O'Leary blasted head of handicapping Phil Smith for talking "drivel" when explaining his official Aintree assessment of chasers Outlander, Don Poli and Empire Of Dirt, but the Gigginstown House Stud owner seemingly feels recent Gowran winner Tombstone has been given a greater chance of beating British opposition in handicaps, in which Irish trainers made record entries over the four days.
For that reason Tombstone, a best-priced 14-1 for the Champion, for which he would have to be supplemented for £20,000, is now under consideration for the Randox Health County Hurdle and Coral Cup, with Gordon Elliott on Wednesday evening revealing he was leaning towards a tilt at the former race at Betfair's Cheltenham preview evening.
BHA handicapper David Dickinson gave the Gordon Elliott-trained seven-year-old a rating of 149 for those handicap prizes, a figure just 1lb above his Irish mark.
Gigginstown racing manager Eddie O'Leary said: "Tombstone is only 1lb higher than his new Irish mark and that opens up the possibility of him running in either the Coral Cup or the County Hurdle instead of being supplemented to the Champion. We will think about it for a bit longer before making a call."
Intriguingly Tombstone is a bigger price for the County (16-1 with Ladbrokes) and Coral Cup (16-1 with Ladbrokes and Coral) than the Champion Hurdle, for which Gigginstown have the general 5-1 third favourite Petit Mouchoir already in their corner.
While Tombstone's treatment went down well with connections, and Smith was regaling British trainers at Wednesday's media event at Cheltenham with tales of how their Irish counterparts had actually fared best in recent festivals, County Galway trainer Pat Kelly was combusting over the 146 rating given to his Pertemps Final aspirant Presenting Percy.
Kelly, who won the race 12 months ago with Mall Dini, sent out 6-1 Pertemps joint-favourite Presenting Percy to easily win a Fairyhouse handicap on Saturday off 130. Senior Irish handicapper Noel O'Brien subsequently upped him to 140 – 6lb shy of his British figure.
Kelly described himself as "a raging bull", and said: "Going up 10lb for Saturday's win was bad enough, but the English handicapper has gone and given him another 6lb for the Pertemps. I'm disgusted with that. Whether Presenting Percy runs in the race won't be decided until I discuss things with his owner."
Mouse Morris, meanwhile, voiced a view held by many Irish trainers, as well as O'Leary, after his Baily Cloud was one of seven Irish-trained horses expunged from the Close Brothers Novices' Handicap Chase due to having a British mark above the race limit of 140.
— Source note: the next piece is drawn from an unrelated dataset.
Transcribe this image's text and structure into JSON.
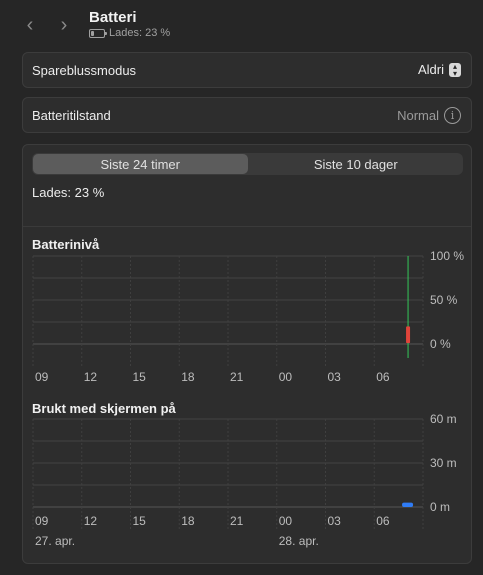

Morris said: "We entered Baily Cloud because he has a rating of 140 in Ireland. We found out only a couple of days ago that the British handicapper gave him a 3lb higher rating. As a result he can't run.
"We're told the British handicappers keep their own ratings for Irish horses. If that's the case, why don't they publish their figures before we enter a horse for a race?
"Baily Cloud's owner is a very busy man. We discover two weeks before the race his horse can't run. I think that's unfair. What's the problem with issuing the ratings for Irish horses before we enter?"
Giving a rather different view to leading British trainers was Smith, who discussed the Cheltenham handicaps after it became apparent Irish trainers had made a record entry of 715 over the four days and 28 races of the festival. That beat the previous best of 647 in 2015, after 601 last year.
Smith said: "Just at the Cheltenham Festival in the last 11 years, British success has been four per cent and Irish 6.2 per cent, so if anybody has complaint it's you guys here rather than anyone across the Irish Sea.
"There are 68 more entries from Ireland than the previous record number. They're not staying at home, which you would if you are badly treated."
Smith added that statistics for the Aintree and Punchestown festivals, plus Cheltenham's Open meeting, painted a similar picture, with more Irish success at 5.2 per cent compared to British runners striking at 4.8 per cent.
Dickinson revealed he had faced his hardest task in giving the Willie Mullins-trained Arctic Fire, runner-up in the 2015 Champion Hurdle, a rating for the County. He settled on 158 and top weight of 11st 12lb.
Second hardest, he said, was weighing up the merits of 2015 JCB Triumph Hurdle victor Peace And Co, whose trainer Nicky Henderson said will be aimed at the Matchbook.com Imperial Cup on Saturday week, "and then very possibly the County Hurdle". He has a mark of 144.
The Fred Winter Handicap Hurdle weights drew much attention given the likelihood of the top three all going for the Triumph, which would trigger an 11lb rise in the weights.
Alan King confirmed the exciting Master Blueyes is Triumph-bound, along with Coeur De Lion, but he still expects to have three runners in the Grade 3 handicap in Fidux, Rainbow Dreamer and Dino Velvet.
Irish-trained entries at the festival